Before his death, in 1990, Keith Haring had gone from being an American superstar to becoming an international icon. He was commissioned to paint murals in Australia, Rio, Paris and on the Berlin Wall.
Keith Haring in Amsterdam
Keith Haring had his first solo museum show in 1986 at the Stedelijk Museum in Amsterdam. As a gift to the city, Haring painted a large mural on the wall of a building that had served as a warehouse for the museum. Two years after he painted the mural, which depicts a white, thick-lined sea creature, the wall was covered with aluminum siding for climate control within the building. The area surrounding the building was a low-income neighborhood in 1986 and is now the location of Amsterdam’s Markt Kwartier, or Food Market. The mural was covered, and forgotten, for 30 years.
Enter Mick La Rock
The warehouse building, with the Haring mural concealed, was slated for either redevelopment or demolition. Enter Dutch artist Aileen Esther Middel, known as Mick La Rock, one of the world’s first and most well known female graffiti artists. Middel was a huge Keith Haring fan, and wondered what had happened to the mural. About four years ago, Middel did some research at the Stedelijk Museum library and discovered that the mural had been covered up and remained intact.

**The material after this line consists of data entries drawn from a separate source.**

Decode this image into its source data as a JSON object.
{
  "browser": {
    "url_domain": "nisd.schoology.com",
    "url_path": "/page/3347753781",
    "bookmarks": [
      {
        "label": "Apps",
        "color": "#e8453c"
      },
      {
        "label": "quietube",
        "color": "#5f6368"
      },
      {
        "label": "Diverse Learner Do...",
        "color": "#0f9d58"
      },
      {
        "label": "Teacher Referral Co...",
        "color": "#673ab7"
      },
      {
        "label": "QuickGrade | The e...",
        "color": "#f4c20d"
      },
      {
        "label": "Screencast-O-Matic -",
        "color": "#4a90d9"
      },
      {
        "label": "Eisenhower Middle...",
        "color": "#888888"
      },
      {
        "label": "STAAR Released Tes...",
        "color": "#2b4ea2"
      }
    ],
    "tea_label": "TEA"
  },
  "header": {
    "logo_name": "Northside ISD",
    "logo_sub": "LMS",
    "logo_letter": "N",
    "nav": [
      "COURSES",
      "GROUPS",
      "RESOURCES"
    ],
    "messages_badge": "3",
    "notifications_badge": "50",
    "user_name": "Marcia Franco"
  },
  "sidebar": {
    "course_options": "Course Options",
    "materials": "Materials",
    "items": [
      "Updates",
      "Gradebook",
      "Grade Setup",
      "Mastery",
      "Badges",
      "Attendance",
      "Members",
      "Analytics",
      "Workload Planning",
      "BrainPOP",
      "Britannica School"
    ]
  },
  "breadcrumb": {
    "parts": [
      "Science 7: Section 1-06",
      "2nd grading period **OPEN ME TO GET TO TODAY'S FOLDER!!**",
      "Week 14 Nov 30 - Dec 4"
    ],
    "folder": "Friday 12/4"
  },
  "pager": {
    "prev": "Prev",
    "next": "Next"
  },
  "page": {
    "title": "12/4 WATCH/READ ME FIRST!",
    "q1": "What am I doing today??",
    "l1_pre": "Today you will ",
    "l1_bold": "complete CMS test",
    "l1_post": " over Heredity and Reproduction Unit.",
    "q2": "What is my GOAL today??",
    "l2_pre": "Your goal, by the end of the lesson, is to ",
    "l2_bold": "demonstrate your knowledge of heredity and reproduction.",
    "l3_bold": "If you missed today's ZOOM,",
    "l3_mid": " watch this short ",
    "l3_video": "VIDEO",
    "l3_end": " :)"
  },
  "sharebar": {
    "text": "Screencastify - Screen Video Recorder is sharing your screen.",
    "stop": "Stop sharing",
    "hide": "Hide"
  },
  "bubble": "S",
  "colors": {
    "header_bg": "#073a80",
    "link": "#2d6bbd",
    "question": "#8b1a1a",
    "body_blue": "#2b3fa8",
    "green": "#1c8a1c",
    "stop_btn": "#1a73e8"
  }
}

Her persistence and perseverance, along with the help of the Keith Haring Foundation, led to the creation of an initiative called Save Our Haring. Four years of working with the Foundation, the local municipal government, gallery owner Olivier Varossieau, the building’s owner and real estate developers, the mural was finally uncovered on June 18. Middel is continuing her work with the initiative to find the best way to preserve the mural.
Haring Did Disco
A Keith Haring mural is part of an exhibit at The Vitra Design Museum, in Weil am Rhein, Germany, called Night Fever. Designing Club Culture 1960 – Today. The mural was created at the Palladium in New York, a long standing nightclub that was established in 1927. The club evolved from a venue for ballroom dancing, latin and disco, and was finally demolished in 1997.
When it was reopened as a nightclub hot spot in 1985, Japanese architect Arata Isozaki designed a neon dance floor with a giant Keith Haring mural on one wall. Jean-Michel Basquiat, Francesco Clemente and Kenny Scharf also created murals for the Palladium. The exhibit looks at the art, design, furniture and culture of nightclubs around the world. If you’re lucky enough to be traveling through Germany this summer, the exhibit runs through September 9.
Keith Haring at VFA
Keith Haring produced masterful works, not only in paintings and murals, but prints and pottery, as well. He often worked in series, like the Chocolate Buddha and Growing series. Please contact us if you would like more information about the work of Keith Haring available at VFA.